| What you should do |
Scan the records below for the string "value" and return every line where it appears.

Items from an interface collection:

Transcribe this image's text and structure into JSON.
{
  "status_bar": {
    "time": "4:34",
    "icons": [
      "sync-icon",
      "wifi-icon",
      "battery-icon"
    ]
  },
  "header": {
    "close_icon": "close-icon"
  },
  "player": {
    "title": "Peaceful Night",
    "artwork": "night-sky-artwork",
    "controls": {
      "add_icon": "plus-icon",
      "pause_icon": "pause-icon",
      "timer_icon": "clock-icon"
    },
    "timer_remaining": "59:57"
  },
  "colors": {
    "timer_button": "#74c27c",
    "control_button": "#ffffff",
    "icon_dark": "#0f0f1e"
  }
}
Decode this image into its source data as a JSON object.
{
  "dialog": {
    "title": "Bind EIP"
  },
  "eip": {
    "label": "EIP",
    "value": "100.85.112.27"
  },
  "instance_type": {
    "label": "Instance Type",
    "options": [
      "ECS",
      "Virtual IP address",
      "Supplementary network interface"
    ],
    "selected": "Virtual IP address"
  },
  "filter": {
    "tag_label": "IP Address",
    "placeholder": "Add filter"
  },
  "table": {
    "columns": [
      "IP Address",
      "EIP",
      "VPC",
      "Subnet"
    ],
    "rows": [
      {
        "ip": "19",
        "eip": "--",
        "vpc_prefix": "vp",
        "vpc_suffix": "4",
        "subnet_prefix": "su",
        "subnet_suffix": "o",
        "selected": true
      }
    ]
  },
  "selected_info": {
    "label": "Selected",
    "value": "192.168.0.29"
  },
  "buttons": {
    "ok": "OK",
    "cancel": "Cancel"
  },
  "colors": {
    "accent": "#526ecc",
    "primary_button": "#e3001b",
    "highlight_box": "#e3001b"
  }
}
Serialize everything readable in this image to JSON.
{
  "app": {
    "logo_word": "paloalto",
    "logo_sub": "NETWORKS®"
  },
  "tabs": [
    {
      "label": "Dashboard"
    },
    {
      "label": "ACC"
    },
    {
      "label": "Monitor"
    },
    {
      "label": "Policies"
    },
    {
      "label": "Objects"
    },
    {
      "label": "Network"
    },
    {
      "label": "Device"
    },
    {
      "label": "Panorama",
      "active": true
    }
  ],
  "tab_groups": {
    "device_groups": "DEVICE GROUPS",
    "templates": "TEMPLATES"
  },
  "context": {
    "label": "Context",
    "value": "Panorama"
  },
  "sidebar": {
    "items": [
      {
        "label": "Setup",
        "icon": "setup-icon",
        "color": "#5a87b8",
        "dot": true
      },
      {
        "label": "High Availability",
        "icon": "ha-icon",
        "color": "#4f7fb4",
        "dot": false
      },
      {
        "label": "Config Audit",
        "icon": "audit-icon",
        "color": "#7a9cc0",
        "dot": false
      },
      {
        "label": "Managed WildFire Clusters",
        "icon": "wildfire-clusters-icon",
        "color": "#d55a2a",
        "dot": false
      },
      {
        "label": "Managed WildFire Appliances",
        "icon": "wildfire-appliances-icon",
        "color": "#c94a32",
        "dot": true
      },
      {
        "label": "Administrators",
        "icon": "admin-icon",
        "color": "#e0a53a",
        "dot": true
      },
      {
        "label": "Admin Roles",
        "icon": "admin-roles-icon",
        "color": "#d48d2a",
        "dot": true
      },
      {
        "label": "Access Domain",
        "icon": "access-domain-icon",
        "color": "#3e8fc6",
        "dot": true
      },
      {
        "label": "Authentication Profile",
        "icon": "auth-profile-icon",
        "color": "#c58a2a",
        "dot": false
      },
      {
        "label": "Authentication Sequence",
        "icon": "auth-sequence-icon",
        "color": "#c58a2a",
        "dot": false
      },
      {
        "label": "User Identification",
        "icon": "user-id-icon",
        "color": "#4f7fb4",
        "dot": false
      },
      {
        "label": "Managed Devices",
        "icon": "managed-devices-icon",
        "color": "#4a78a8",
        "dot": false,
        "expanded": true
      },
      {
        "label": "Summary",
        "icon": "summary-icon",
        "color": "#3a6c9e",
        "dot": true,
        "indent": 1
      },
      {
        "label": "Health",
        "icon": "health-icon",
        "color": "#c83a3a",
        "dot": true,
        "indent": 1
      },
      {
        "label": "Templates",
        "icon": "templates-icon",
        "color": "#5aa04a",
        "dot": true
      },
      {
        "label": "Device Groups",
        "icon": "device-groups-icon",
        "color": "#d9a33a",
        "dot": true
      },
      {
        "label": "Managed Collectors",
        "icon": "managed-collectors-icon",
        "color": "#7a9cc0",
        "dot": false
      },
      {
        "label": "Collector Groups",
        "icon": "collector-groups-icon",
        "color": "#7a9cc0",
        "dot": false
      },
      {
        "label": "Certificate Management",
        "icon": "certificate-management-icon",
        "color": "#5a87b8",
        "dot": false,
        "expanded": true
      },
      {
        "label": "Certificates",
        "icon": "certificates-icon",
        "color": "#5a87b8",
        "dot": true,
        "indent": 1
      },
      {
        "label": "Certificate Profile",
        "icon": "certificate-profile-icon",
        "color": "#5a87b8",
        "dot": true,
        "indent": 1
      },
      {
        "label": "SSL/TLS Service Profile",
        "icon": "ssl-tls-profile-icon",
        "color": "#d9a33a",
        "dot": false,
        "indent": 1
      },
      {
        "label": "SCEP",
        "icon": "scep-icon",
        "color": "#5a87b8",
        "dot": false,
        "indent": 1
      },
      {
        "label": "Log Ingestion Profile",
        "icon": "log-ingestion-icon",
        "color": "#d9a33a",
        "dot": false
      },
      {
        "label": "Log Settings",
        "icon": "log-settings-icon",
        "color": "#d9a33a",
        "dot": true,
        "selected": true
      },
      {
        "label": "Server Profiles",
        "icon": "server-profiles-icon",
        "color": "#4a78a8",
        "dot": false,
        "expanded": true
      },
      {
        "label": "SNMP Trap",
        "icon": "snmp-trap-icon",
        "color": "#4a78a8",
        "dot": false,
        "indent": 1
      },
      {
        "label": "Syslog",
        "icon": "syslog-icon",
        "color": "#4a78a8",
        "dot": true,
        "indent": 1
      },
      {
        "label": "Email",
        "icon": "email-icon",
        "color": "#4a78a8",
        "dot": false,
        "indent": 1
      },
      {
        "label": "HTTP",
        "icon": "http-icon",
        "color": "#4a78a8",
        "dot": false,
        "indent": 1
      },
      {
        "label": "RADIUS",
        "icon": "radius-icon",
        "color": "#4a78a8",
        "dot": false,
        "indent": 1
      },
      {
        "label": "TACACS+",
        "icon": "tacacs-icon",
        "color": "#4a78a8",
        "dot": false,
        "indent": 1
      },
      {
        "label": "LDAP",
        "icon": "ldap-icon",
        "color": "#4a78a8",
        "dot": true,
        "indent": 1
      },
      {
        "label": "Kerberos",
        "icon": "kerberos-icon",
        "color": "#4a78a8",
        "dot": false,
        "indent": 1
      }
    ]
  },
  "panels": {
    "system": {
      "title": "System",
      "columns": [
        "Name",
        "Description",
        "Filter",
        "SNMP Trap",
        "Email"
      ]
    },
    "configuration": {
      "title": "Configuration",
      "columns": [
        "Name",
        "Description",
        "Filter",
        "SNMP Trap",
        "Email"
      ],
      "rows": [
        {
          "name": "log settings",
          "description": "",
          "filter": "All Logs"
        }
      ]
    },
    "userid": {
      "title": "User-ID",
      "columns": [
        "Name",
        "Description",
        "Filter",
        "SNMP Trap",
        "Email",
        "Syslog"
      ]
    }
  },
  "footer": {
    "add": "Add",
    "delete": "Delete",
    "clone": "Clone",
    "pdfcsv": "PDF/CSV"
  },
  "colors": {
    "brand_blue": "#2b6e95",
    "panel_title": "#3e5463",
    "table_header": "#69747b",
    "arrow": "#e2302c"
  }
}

| Result of the task |
    "value": "100.85.112.27"
    "value": "192.168.0.29"
    "value": "Panorama"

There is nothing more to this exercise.